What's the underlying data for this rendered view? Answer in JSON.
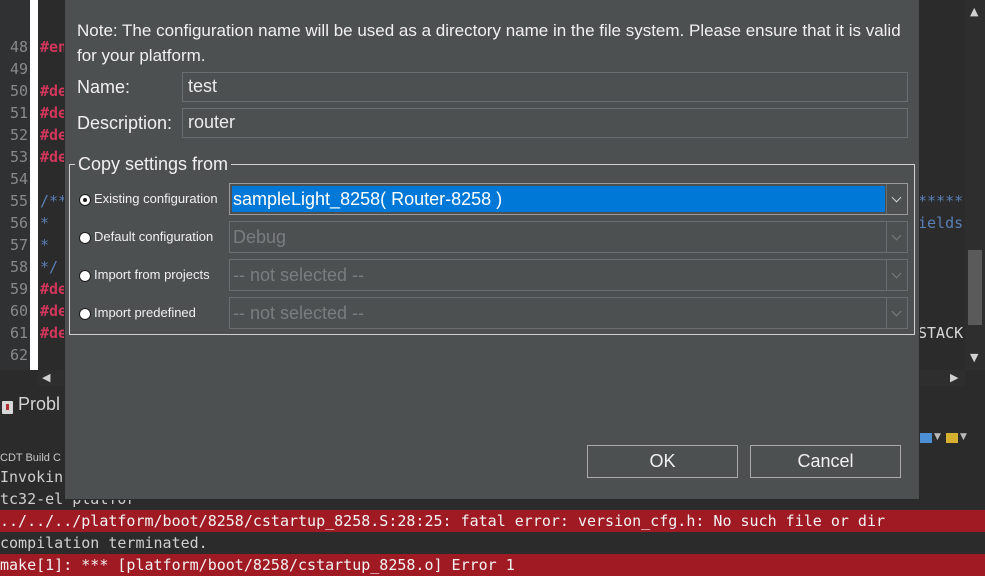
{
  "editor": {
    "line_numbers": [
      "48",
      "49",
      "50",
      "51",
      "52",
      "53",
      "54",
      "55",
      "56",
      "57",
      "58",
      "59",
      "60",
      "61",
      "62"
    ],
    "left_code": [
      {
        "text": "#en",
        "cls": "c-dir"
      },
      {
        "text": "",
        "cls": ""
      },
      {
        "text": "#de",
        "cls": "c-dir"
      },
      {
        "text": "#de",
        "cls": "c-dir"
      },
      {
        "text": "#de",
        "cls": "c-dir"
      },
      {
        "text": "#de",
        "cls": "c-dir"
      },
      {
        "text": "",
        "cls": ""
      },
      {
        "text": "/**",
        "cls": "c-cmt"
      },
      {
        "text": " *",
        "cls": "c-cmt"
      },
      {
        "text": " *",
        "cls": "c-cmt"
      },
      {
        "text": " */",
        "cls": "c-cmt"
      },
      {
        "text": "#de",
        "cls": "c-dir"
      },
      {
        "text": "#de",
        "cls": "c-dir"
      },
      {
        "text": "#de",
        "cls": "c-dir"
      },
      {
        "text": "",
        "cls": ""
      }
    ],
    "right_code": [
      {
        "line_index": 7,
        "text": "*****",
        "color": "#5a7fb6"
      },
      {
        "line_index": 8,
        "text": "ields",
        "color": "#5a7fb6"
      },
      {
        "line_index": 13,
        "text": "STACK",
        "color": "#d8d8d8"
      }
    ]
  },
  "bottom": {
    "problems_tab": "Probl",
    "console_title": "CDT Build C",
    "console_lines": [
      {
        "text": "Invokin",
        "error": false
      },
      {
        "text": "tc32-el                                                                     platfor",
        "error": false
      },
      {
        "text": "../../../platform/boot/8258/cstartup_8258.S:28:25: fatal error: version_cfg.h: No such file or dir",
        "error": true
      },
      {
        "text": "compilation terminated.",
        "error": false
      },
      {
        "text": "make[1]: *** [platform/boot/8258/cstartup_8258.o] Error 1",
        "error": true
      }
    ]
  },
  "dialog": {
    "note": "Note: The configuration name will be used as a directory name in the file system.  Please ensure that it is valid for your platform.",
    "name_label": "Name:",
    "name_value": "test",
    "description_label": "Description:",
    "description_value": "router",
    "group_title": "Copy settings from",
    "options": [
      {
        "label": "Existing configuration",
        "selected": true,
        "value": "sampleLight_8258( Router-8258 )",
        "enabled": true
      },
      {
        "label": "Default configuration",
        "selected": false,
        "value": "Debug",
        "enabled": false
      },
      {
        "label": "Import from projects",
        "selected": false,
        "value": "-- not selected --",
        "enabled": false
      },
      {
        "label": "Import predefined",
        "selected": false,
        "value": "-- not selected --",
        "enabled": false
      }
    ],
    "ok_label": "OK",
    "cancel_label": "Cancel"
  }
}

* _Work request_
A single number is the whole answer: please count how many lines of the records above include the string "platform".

* _Task response_
3